“I think our identity showed up, for the most part, and I tell our guys this, ‘Listen, the stats are the stats, but if our identity shows up, it takes care of everything,'” Glenn said. “We play with maximum effort. … I thought we were physical, that we were violent, especially in the secondary, and I thought we attacked the football. Now, we didn’t come away with as many balls we want as far as interceptions and punch-outs — we did get one — but to me, that’s what really showed up.
“The stats are the stats, but like I tell our guys, if we do those things, if we understand that we do those things, those three things, man, the stats are going to take care of itself and those guys did that.”
Detroit’s ability to stop the run will be put to the test again this week. And if the past two years are any indicator, the Seattle Seahawks will offer a clearer barometer of how much improvement has been made. In two meetings against this foe, they’ve racked up exactly 500 rushing yards, fueling scoring outbursts of 51 and 48 points.
“I know this head coach (Pete Carroll) well and the one thing that they’re going to try to do, they’re going to try to run the ball,” Glenn said. “I mean that’s his background. That’s who he is. So, the same thing that I talked about last week we’re going to have to do this week, is we’re going to have to really commit to stopping the run because they will run you out of the stadium if you don’t.”
And Seattle will arguably be even more dependent on their ground game this week, given both of the team’s starting offensive tackles are expected to miss the contest. Right tackle Abe Lucas was placed on injured reserve on Wednesday, while left tackle Charles Cross missed practice because of a sprained big toe.
Seattle ranked in the top 10 last season, averaging 4.8 yards per carry, primarily behind productive rookie Kenneth Walker III, who ran for 1,050 yards and nine touchdowns in 15 games.

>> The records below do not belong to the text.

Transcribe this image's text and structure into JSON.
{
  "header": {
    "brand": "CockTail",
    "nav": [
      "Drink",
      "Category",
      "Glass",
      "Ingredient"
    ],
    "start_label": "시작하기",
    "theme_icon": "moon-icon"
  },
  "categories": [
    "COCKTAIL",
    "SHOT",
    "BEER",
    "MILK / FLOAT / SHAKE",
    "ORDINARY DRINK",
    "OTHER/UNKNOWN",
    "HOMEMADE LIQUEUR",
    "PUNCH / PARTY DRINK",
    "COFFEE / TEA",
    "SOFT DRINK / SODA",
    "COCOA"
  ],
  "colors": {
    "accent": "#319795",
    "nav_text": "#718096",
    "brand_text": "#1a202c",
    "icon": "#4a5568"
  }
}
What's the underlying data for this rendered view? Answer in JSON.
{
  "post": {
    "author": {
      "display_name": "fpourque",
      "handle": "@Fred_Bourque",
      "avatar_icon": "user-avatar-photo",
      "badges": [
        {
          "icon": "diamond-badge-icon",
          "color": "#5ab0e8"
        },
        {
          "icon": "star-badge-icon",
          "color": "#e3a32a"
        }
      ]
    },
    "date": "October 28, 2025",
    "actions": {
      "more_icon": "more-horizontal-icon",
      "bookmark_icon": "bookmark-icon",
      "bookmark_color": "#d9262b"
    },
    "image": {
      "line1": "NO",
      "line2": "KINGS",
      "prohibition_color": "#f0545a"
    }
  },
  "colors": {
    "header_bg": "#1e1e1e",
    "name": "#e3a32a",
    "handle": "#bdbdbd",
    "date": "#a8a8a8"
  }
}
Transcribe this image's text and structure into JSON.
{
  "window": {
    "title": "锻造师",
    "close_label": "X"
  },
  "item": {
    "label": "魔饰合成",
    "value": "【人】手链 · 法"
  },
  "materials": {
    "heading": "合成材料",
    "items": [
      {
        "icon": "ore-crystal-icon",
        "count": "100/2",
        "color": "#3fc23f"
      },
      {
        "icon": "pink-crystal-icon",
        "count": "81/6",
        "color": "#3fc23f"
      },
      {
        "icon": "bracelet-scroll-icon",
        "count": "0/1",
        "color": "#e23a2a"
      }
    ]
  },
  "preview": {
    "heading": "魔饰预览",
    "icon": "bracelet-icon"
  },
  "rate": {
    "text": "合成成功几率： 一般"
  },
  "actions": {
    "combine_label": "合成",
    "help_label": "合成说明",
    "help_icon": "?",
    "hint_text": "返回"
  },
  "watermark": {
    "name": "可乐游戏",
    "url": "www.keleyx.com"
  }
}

“He’s a really good back,” Glenn said. “He’s explosive. I’ll tell you, these jump-cuts that he’s able to make within that running game, I mean, it’s pretty special. So, our guys know it’s a challenge. It is. And again, with this head coach knowing what he wants to do, we have to be ready for it.”